GIVEN ENTRIES.
============================================================

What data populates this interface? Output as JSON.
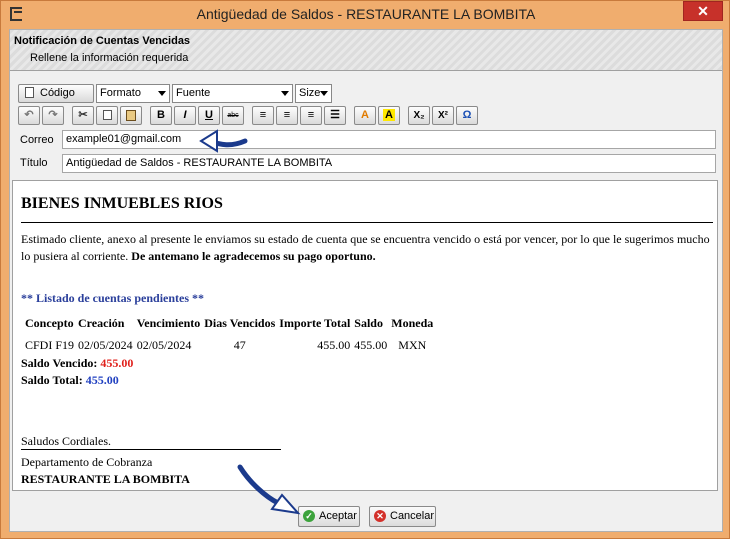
{
  "window": {
    "title": "Antigüedad de Saldos - RESTAURANTE LA BOMBITA",
    "close_label": "✕"
  },
  "header": {
    "title": "Notificación de Cuentas Vencidas",
    "subtitle": "Rellene la información requerida"
  },
  "toolbar": {
    "code_label": "Código",
    "format_value": "Formato",
    "font_value": "Fuente",
    "size_value": "Size",
    "bold": "B",
    "italic": "I",
    "underline": "U",
    "strike": "abc",
    "subscript": "X₂",
    "superscript": "X²",
    "omega": "Ω"
  },
  "form": {
    "email_label": "Correo",
    "email_value": "example01@gmail.com",
    "title_label": "Título",
    "title_value": "Antigüedad de Saldos - RESTAURANTE LA BOMBITA"
  },
  "body": {
    "heading": "BIENES INMUEBLES RIOS",
    "paragraph": "Estimado cliente, anexo al presente le enviamos su estado de cuenta que se encuentra vencido o está por vencer, por lo que le sugerimos mucho lo pusiera al corriente.",
    "paragraph_bold": "De antemano le agradecemos su pago oportuno.",
    "list_title": "** Listado de cuentas pendientes **",
    "columns": [
      "Concepto",
      "Creación",
      "Vencimiento",
      "Dias Vencidos",
      "Importe Total",
      "Saldo",
      "Moneda"
    ],
    "rows": [
      [
        "CFDI F19",
        "02/05/2024",
        "02/05/2024",
        "47",
        "455.00",
        "455.00",
        "MXN"
      ]
    ],
    "saldo_vencido_label": "Saldo Vencido:",
    "saldo_vencido_value": "455.00",
    "saldo_total_label": "Saldo Total:",
    "saldo_total_value": "455.00",
    "greeting": "Saludos Cordiales.",
    "department": "Departamento de Cobranza",
    "company": "RESTAURANTE LA BOMBITA"
  },
  "buttons": {
    "accept": "Aceptar",
    "cancel": "Cancelar"
  },
  "colors": {
    "window_frame": "#f0ad6e",
    "close": "#c7312a",
    "red_value": "#e0201b",
    "blue_value": "#2040c0",
    "list_title": "#2a3f9b"
  }
}
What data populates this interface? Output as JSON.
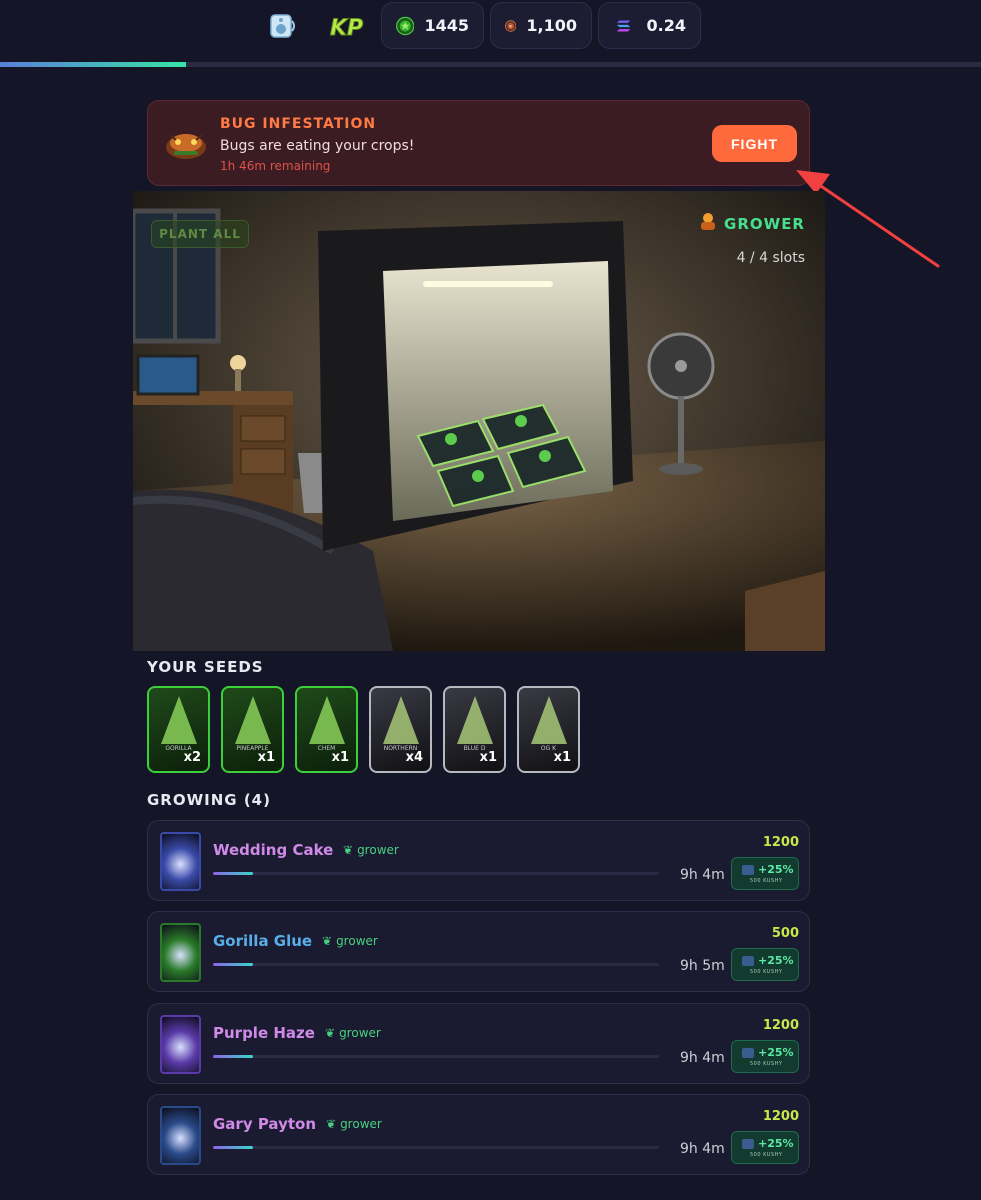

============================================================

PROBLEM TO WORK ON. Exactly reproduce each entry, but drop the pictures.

RESPONSE.
What data populates this interface? Output as JSON.
{
  "window": {
    "title": "Antigüedad de Saldos - RESTAURANTE LA BOMBITA",
    "close_label": "✕"
  },
  "header": {
    "title": "Notificación de Cuentas Vencidas",
    "subtitle": "Rellene la información requerida"
  },
  "toolbar": {
    "code_label": "Código",
    "format_value": "Formato",
    "font_value": "Fuente",
    "size_value": "Size",
    "bold": "B",
    "italic": "I",
    "underline": "U",
    "strike": "abc",
    "subscript": "X₂",
    "superscript": "X²",
    "omega": "Ω"
  },
  "form": {
    "email_label": "Correo",
    "email_value": "example01@gmail.com",
    "title_label": "Título",
    "title_value": "Antigüedad de Saldos - RESTAURANTE LA BOMBITA"
  },
  "body": {
    "heading": "BIENES INMUEBLES RIOS",
    "paragraph": "Estimado cliente, anexo al presente le enviamos su estado de cuenta que se encuentra vencido o está por vencer, por lo que le sugerimos mucho lo pusiera al corriente.",
    "paragraph_bold": "De antemano le agradecemos su pago oportuno.",
    "list_title": "** Listado de cuentas pendientes **",
    "columns": [
      "Concepto",
      "Creación",
      "Vencimiento",
      "Dias Vencidos",
      "Importe Total",
      "Saldo",
      "Moneda"
    ],
    "rows": [
      [
        "CFDI F19",
        "02/05/2024",
        "02/05/2024",
        "47",
        "455.00",
        "455.00",
        "MXN"
      ]
    ],
    "saldo_vencido_label": "Saldo Vencido:",
    "saldo_vencido_value": "455.00",
    "saldo_total_label": "Saldo Total:",
    "saldo_total_value": "455.00",
    "greeting": "Saludos Cordiales.",
    "department": "Departamento de Cobranza",
    "company": "RESTAURANTE LA BOMBITA"
  },
  "buttons": {
    "accept": "Aceptar",
    "cancel": "Cancelar"
  },
  "colors": {
    "window_frame": "#f0ad6e",
    "close": "#c7312a",
    "red_value": "#e0201b",
    "blue_value": "#2040c0",
    "list_title": "#2a3f9b"
  }
}
What data populates this interface? Output as JSON.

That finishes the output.